    He was murdered by the Nazis at the age of forty-seven. According to the oral testimony of three Jewish survivors, he died on Hoshana Rabbah, 1942, with 9,000 Jews in Stanislawów. According to another source, he was murdered by local peasants in his birthplace of Majdan.

  • Misha Troyanov

    Close your doors, lock all up
    mad dogs are howling in this dark city

    Mad dogs are howling in this dark city
    waking little children – making them cry
    Those who long have been saddened
    will even sadder be

  • Misha Troyanov, also known as Misza Trojanow (1906-1942) was a pen name used by Moyshe Troyanovski. He was born in Dąbrowa Górnicza near Będzin, and later lived in Łódź and Warsaw. He and had a religious education, and later worked as a tutor, business agent, and storehouse employee. His literary work first appeared in a number of Yiddish newspapers and journals based in Łódź and Warsaw. He was killed by the Nazis in Otwock on 19 August 1942.

  • Sholem Zhirman

    It’s a mighty symphony
    just one word – not more:
    Over human soul
    Be an Engineer.

  • Miryem Ulinover

    When from my little village I was parted
    My grandfather took me to the lake
    the spring sun warmed the blue sky
    He handed me a note when we said goodbye

  • Borekh Gelman

    My Boss owns a clock
    like all bosses do
    but this clock was made funny
    by the firm “Time is Money”

  • Borekh Gelman
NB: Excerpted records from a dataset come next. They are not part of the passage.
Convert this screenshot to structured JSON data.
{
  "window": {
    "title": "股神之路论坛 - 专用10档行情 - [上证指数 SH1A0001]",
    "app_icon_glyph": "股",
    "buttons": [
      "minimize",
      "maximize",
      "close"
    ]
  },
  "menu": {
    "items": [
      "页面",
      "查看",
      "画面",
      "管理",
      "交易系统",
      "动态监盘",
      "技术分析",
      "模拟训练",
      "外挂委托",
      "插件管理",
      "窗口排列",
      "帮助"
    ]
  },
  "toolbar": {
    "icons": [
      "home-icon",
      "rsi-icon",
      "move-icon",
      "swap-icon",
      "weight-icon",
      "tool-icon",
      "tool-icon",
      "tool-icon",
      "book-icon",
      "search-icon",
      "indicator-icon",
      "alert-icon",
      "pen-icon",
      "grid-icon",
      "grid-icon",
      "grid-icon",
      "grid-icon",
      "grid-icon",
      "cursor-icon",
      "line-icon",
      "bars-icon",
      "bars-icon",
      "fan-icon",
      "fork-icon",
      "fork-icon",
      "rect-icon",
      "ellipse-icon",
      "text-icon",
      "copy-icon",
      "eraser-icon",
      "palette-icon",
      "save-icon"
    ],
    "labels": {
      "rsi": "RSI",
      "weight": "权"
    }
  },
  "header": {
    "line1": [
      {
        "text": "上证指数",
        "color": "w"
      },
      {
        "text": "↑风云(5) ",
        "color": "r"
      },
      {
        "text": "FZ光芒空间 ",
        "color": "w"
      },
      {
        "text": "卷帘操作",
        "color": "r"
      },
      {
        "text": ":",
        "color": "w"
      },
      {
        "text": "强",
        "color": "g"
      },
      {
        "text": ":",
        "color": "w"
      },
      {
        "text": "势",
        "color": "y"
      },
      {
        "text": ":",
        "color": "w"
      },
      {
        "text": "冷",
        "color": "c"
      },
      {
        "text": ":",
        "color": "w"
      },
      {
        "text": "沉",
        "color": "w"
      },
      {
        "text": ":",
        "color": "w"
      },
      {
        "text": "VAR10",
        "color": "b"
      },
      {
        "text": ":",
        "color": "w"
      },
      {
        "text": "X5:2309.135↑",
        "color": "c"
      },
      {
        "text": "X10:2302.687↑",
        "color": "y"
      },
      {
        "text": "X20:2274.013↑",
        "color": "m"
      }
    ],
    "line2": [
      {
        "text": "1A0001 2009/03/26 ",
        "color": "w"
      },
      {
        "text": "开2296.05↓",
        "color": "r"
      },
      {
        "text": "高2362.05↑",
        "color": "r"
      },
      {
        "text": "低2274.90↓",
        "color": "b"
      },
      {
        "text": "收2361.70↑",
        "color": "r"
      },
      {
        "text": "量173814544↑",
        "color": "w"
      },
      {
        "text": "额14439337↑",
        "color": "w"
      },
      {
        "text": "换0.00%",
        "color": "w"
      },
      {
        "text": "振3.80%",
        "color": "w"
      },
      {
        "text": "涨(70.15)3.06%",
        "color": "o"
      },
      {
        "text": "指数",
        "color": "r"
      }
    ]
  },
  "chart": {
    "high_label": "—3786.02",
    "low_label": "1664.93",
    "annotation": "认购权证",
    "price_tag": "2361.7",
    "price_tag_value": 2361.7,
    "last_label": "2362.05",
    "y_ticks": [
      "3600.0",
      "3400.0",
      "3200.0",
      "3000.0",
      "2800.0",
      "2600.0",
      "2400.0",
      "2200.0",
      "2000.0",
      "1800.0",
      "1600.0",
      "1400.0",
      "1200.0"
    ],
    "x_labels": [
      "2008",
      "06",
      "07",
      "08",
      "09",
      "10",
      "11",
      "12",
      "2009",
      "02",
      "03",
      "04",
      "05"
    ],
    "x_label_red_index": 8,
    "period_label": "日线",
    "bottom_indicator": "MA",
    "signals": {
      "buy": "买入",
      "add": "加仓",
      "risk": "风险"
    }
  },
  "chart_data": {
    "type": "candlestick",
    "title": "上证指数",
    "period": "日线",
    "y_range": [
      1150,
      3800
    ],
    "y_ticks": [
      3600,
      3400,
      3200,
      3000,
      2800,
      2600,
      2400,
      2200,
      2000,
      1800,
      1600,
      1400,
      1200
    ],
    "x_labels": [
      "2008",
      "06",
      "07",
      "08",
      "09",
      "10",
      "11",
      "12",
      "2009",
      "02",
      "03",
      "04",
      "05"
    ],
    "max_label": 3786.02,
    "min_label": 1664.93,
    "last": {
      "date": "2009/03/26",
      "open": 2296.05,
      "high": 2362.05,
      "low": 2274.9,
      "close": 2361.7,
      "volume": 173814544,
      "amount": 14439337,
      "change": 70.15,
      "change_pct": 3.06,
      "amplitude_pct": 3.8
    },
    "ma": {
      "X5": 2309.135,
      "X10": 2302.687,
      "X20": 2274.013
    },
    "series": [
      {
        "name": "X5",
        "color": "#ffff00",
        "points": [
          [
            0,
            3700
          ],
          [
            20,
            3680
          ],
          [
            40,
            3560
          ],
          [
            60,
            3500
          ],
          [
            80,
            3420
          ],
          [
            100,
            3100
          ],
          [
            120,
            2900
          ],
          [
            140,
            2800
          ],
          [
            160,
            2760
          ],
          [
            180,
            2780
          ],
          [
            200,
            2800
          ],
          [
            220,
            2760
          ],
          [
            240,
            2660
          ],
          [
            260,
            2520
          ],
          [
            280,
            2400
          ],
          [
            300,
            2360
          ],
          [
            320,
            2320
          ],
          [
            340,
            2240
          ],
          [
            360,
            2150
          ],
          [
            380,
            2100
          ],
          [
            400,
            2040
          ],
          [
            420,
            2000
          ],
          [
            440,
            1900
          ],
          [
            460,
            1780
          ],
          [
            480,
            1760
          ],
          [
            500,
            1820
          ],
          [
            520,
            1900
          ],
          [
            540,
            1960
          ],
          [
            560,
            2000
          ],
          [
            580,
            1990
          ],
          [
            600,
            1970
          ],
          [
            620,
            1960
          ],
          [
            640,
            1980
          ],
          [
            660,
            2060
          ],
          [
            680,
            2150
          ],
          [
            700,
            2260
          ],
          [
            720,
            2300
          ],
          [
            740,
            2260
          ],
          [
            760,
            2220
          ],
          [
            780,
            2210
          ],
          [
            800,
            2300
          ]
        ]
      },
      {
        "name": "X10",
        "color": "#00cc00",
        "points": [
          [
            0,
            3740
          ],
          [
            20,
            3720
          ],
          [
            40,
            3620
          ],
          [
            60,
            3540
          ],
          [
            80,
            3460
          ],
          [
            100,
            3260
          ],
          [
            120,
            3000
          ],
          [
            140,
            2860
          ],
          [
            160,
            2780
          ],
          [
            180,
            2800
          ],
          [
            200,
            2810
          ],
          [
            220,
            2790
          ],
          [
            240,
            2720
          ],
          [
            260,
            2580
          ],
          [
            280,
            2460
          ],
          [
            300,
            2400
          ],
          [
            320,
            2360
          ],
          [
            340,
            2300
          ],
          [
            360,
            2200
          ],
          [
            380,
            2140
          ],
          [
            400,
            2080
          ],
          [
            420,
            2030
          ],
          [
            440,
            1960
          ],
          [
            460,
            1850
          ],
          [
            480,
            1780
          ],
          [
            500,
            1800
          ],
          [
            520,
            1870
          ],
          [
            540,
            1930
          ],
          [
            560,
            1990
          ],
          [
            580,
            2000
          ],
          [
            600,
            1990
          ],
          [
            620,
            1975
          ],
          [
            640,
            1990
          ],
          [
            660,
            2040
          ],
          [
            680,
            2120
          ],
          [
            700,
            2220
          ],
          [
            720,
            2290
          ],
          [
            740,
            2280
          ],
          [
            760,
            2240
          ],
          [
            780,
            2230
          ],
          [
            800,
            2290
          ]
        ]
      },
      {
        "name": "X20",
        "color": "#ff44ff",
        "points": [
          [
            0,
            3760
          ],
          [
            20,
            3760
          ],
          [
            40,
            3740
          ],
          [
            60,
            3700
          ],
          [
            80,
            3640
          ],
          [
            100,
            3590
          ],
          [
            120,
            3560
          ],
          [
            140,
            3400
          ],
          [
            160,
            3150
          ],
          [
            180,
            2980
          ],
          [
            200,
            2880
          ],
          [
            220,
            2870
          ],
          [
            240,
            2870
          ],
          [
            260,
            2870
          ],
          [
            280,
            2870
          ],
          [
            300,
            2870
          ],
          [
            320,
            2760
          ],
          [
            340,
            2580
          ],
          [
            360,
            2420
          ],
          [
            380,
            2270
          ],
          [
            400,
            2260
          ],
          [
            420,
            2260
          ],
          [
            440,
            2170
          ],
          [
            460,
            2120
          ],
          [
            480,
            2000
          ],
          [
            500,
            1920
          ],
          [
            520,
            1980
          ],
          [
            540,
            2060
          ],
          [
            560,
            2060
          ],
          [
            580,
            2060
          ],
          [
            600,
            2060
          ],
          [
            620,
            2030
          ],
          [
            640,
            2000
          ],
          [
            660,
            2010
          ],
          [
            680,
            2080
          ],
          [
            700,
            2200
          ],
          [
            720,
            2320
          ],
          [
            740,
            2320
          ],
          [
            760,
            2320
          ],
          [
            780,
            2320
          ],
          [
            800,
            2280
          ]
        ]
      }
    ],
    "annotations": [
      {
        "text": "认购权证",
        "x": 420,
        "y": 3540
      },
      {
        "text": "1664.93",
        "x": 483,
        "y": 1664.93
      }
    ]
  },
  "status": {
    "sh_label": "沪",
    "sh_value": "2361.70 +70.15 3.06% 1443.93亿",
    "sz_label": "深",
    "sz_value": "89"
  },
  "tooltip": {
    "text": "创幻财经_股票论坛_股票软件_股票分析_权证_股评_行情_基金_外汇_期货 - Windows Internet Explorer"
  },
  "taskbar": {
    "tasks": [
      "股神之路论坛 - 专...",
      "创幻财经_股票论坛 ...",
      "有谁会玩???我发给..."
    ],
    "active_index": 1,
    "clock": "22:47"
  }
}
    Borekh (Baruch) Gelman (1910-1941) was born in Widze (Vidzy) near Vilnius, now in Belarus. Gelman wrote for many publications including Di Naye Folks-tsaytung, Kleyne Folks-staytung, Yugnt-veker, Bokhnshrift, Foroys, Viner Tog, and Literarishe Bleter. He moved to Warsaw in 1936 and lived there until 1939. When the Nazis invaded Poland he escaped back to Widze, but was killed there with his five brothers and sisters in a pogrom in 1941.